Kevin Chapman ’00 is a licensed clinical psychologist, founder and director of The Kentucky Center for Anxiety and Related Disorders (KY-CARDS) in Louisville, and a diplomate of the Academy of Cognitive and Behavioral Therapies. He treats anxiety and related disorders in adults and adolescents, and as an expert in the field, he shares some unique insights into anxieties, physical distancing, self-care techniques and whether he has seen an upsurge of anxiety during the Coronavirus pandemic.
“I have had a few patients report an increase in anxiety, but the majority of them are not that concerned,” Chapman says. “One of the things I’ve been talking about with my friends and colleagues nationally is that, remarkably, we’re seeing that our clients are much less anxious than the general population. Through our work, I think they’ve learned emotional regulation skills to manage worry and anxiety and strong emotional experiences that’s better than many people who haven’t experienced treatment.
“We’ve had a few phone calls from new patients, but we didn’t get bombarded like people would presume we would,” Chapman continues. “But here’s what we could expect because of how disorders work, especially anxiety: when the coronavirus starts fading out, I can almost guarantee that the incidences of anxiety disorders will manifest. If people are going to develop an anxiety disorder, which 40 million Americans have, including one-in-three kids, it requires a stressful enough situation to trigger that genetic predisposition. So what we would expect is that, once the coronavirus outbreak subsides, new cases of anxiety disorders are going to increase substantially.”
The good news is that Chapman offers some concrete practices for healthy living in an unprecedented world environment.
“Anxiety about the Coronavirus/COVID-19 is absolutely normal, and while I think that following the CDC’s guidelines is super important, I have also developed an acronym recently called FIGHT (COVID). The ‘F’ stands for focus on what you can control. There’s certainly plenty right now that we can’t do much about, but you can control your own behaviors so that’s what you should focus your energy on. The ‘I’ is for identify negative thoughts. Negative thoughts fuel anxiety, and while anxiety right now is normal, having negative thoughts that are pervasive certainly will increase it. The ‘G’ is for generate alternative thoughts. It’s important to try to be more flexible with your thinking, not necessarily positive, but just flexible—being able to see things from multiple, different points of view and not just one. The ‘H’ is for highlighting adaptive behaviors. What are things you can do right now to protect yourself, following the basic CDC guidelines of course, such as limiting media consumption, exercising, using apps, connecting with people via FaceTime, prayer and meditation. And finally, the ‘T’ is for teach somebody else to do the exact same thing. These are important ways to manage anxiety associated with current world events, in addition to looking at the phenomenal resources available at adaa.org, the website of the Anxiety and Depression Association of America. ”
He also believes that the term “social distancing” is an unhealthy misnomer.
“Psychologically, framing our parameters as ‘physical distancing,’ as opposed to ‘social,’ is much more conducive to one’s mental health and wellness.
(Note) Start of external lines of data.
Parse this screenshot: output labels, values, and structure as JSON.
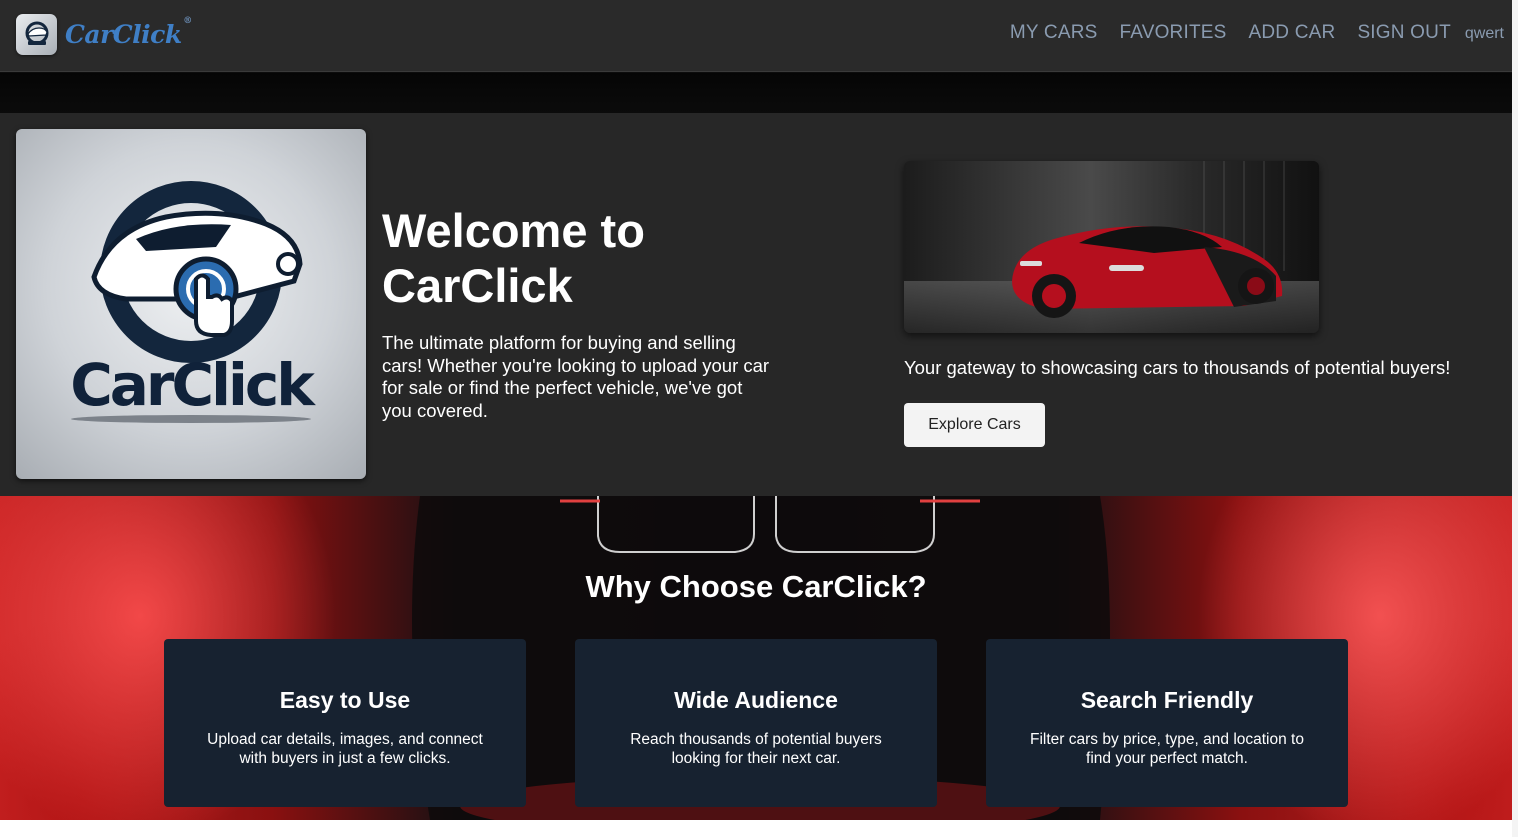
{
  "brand": {
    "name": "CarClick",
    "reg": "®"
  },
  "nav": {
    "items": [
      "MY CARS",
      "FAVORITES",
      "ADD CAR",
      "SIGN OUT"
    ],
    "username": "qwert"
  },
  "hero": {
    "logo_text": "CarClick",
    "title": "Welcome to CarClick",
    "description": "The ultimate platform for buying and selling cars! Whether you're looking to upload your car for sale or find the perfect vehicle, we've got you covered.",
    "gateway": "Your gateway to showcasing cars to thousands of potential buyers!",
    "explore_label": "Explore Cars"
  },
  "why": {
    "title": "Why Choose CarClick?",
    "features": [
      {
        "title": "Easy to Use",
        "text": "Upload car details, images, and connect with buyers in just a few clicks."
      },
      {
        "title": "Wide Audience",
        "text": "Reach thousands of potential buyers looking for their next car."
      },
      {
        "title": "Search Friendly",
        "text": "Filter cars by price, type, and location to find your perfect match."
      }
    ]
  },
  "colors": {
    "brand": "#3f7fc6",
    "nav_link": "#8a9bb0",
    "card": "#172230",
    "accent_red": "#c92424"
  },
  "icons": [
    "carclick-logo-icon",
    "car-photo",
    "car-background-image"
  ]
}
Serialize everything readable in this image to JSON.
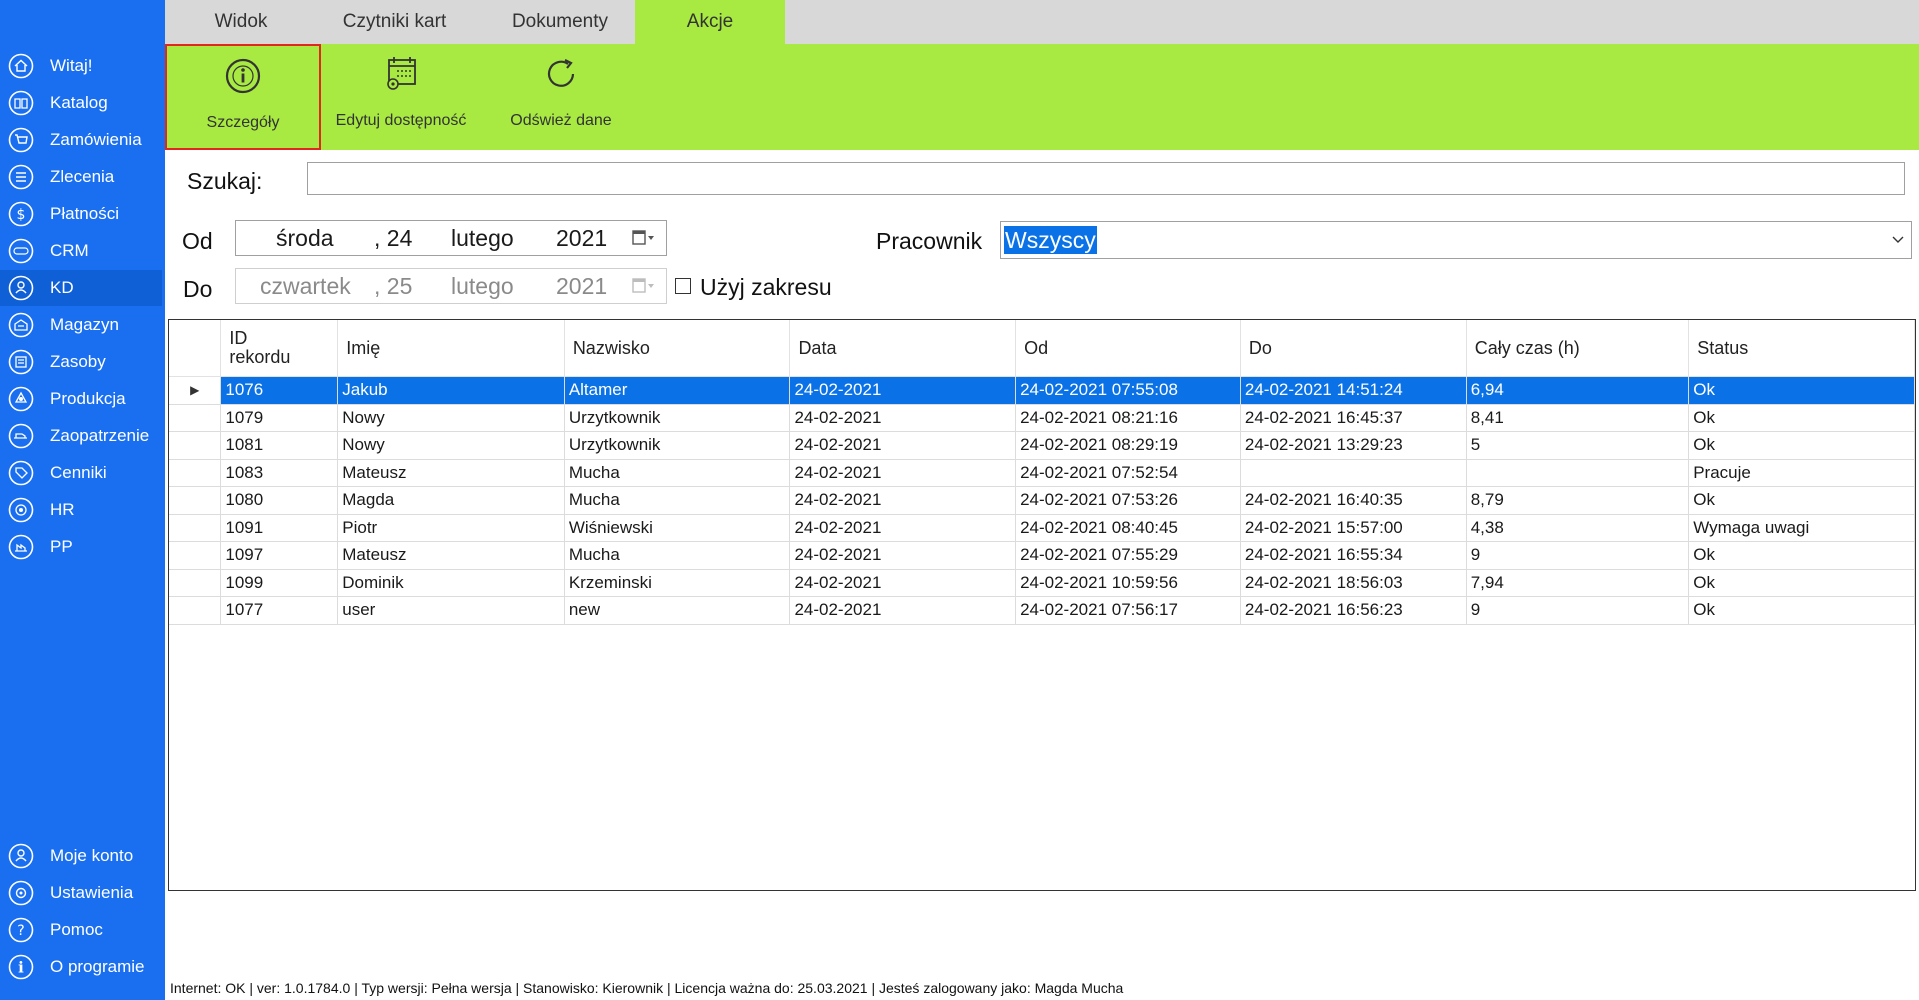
{
  "sidebar": {
    "items": [
      {
        "label": "Witaj!",
        "icon": "home-icon",
        "active": false
      },
      {
        "label": "Katalog",
        "icon": "book-icon",
        "active": false
      },
      {
        "label": "Zamówienia",
        "icon": "cart-icon",
        "active": false
      },
      {
        "label": "Zlecenia",
        "icon": "list-icon",
        "active": false
      },
      {
        "label": "Płatności",
        "icon": "dollar-icon",
        "active": false
      },
      {
        "label": "CRM",
        "icon": "crm-icon",
        "active": false
      },
      {
        "label": "KD",
        "icon": "user-icon",
        "active": true
      },
      {
        "label": "Magazyn",
        "icon": "warehouse-icon",
        "active": false
      },
      {
        "label": "Zasoby",
        "icon": "resources-icon",
        "active": false
      },
      {
        "label": "Produkcja",
        "icon": "production-icon",
        "active": false
      },
      {
        "label": "Zaopatrzenie",
        "icon": "supply-icon",
        "active": false
      },
      {
        "label": "Cenniki",
        "icon": "tag-icon",
        "active": false
      },
      {
        "label": "HR",
        "icon": "hr-icon",
        "active": false
      },
      {
        "label": "PP",
        "icon": "pp-icon",
        "active": false
      }
    ],
    "bottom_items": [
      {
        "label": "Moje konto",
        "icon": "account-icon"
      },
      {
        "label": "Ustawienia",
        "icon": "gear-icon"
      },
      {
        "label": "Pomoc",
        "icon": "help-icon"
      },
      {
        "label": "O programie",
        "icon": "info-icon"
      }
    ]
  },
  "tabs": [
    {
      "label": "Widok",
      "active": false
    },
    {
      "label": "Czytniki kart",
      "active": false
    },
    {
      "label": "Dokumenty",
      "active": false
    },
    {
      "label": "Akcje",
      "active": true
    }
  ],
  "ribbon": {
    "buttons": [
      {
        "label": "Szczegóły",
        "icon": "info-circle-icon",
        "selected": true
      },
      {
        "label": "Edytuj dostępność",
        "icon": "calendar-gear-icon",
        "selected": false
      },
      {
        "label": "Odśwież dane",
        "icon": "refresh-icon",
        "selected": false
      }
    ]
  },
  "filters": {
    "search_label": "Szukaj:",
    "search_value": "",
    "from_label": "Od",
    "from_date": {
      "weekday": "środa",
      "day": ", 24",
      "month": "lutego",
      "year": "2021"
    },
    "to_label": "Do",
    "to_date": {
      "weekday": "czwartek",
      "day": ", 25",
      "month": "lutego",
      "year": "2021"
    },
    "use_range_label": "Użyj zakresu",
    "use_range_checked": false,
    "worker_label": "Pracownik",
    "worker_value": "Wszyscy"
  },
  "grid": {
    "columns": [
      "ID rekordu",
      "Imię",
      "Nazwisko",
      "Data",
      "Od",
      "Do",
      "Cały czas (h)",
      "Status"
    ],
    "selected_index": 0,
    "rows": [
      [
        "1076",
        "Jakub",
        "Altamer",
        "24-02-2021",
        "24-02-2021 07:55:08",
        "24-02-2021 14:51:24",
        "6,94",
        "Ok"
      ],
      [
        "1079",
        "Nowy",
        "Urzytkownik",
        "24-02-2021",
        "24-02-2021 08:21:16",
        "24-02-2021 16:45:37",
        "8,41",
        "Ok"
      ],
      [
        "1081",
        "Nowy",
        "Urzytkownik",
        "24-02-2021",
        "24-02-2021 08:29:19",
        "24-02-2021 13:29:23",
        "5",
        "Ok"
      ],
      [
        "1083",
        "Mateusz",
        "Mucha",
        "24-02-2021",
        "24-02-2021 07:52:54",
        "",
        "",
        "Pracuje"
      ],
      [
        "1080",
        "Magda",
        "Mucha",
        "24-02-2021",
        "24-02-2021 07:53:26",
        "24-02-2021 16:40:35",
        "8,79",
        "Ok"
      ],
      [
        "1091",
        "Piotr",
        "Wiśniewski",
        "24-02-2021",
        "24-02-2021 08:40:45",
        "24-02-2021 15:57:00",
        "4,38",
        "Wymaga uwagi"
      ],
      [
        "1097",
        "Mateusz",
        "Mucha",
        "24-02-2021",
        "24-02-2021 07:55:29",
        "24-02-2021 16:55:34",
        "9",
        "Ok"
      ],
      [
        "1099",
        "Dominik",
        "Krzeminski",
        "24-02-2021",
        "24-02-2021 10:59:56",
        "24-02-2021 18:56:03",
        "7,94",
        "Ok"
      ],
      [
        "1077",
        "user",
        "new",
        "24-02-2021",
        "24-02-2021 07:56:17",
        "24-02-2021 16:56:23",
        "9",
        "Ok"
      ]
    ]
  },
  "statusbar": {
    "text": "Internet: OK  |   ver: 1.0.1784.0   |   Typ wersji: Pełna wersja   |   Stanowisko: Kierownik   |   Licencja ważna do: 25.03.2021  |   Jesteś zalogowany jako: Magda Mucha"
  },
  "colors": {
    "sidebar": "#1a6ff0",
    "ribbon": "#a8ea42",
    "selection": "#0a72e6",
    "highlight_border": "#e0281e"
  }
}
Though physically distant, we are still able to connect socially through video conferencing, fitness apps, and other forms of technology. Keeping in contact with others is essential during this time of uncertainty, and it should be scheduled regularly.”
Chapman and his team of three psychologists, two life coaches and a doctoral student position KY-CARDS as a premier anxiety center. The center helps clients achieve rapid relief for lifelong change, specializing in cognitive behavioral therapy (CBT), and is one of only 16 national social anxiety centers in the country. It remains open during the quarantine as an essential employer, following CDC guidelines in order to ensure the safety of everyone in the community, and offering telehealth options in lieu of in-person services.
“The special thing about CBT is its collaborative, its evidence-based and, importantly, it’s time-limited in nature so, in essence, we teach our clients how to become their own psychologist,” Chapman says. “Our treatment programs take place both inside and outside of the office and generalize to real life. We go to walking bridges, and we go to elevators, and we take you to social situations that are uncomfortable; we do these things with you so it’s not just talk therapy, there’s an educational component. It’s a hands-on approach that has a time limit in mind, so you’re not seeing me for years, you’re seeing me for a semester. Clients who need medication management will have that, but it’s really to help people manage more effectively, primarily cognitive behavioral therapy, which is our specialty and the gold standard for anxiety and related disorders.”
Chapman lives in southern Indiana with his wife, Jackie Shaw Chapman ’00, and their daughters, Jada (15) and Mya (13). He received Centre’s Distinguished Young Alumnus Award in 2015.
Listen to Dr. Kevin Chapman’s interview with Public Radio International (PRI), “Stop touching your face: Why that’s more difficult than it sounds.”
by Cindy Long
April 7, 2020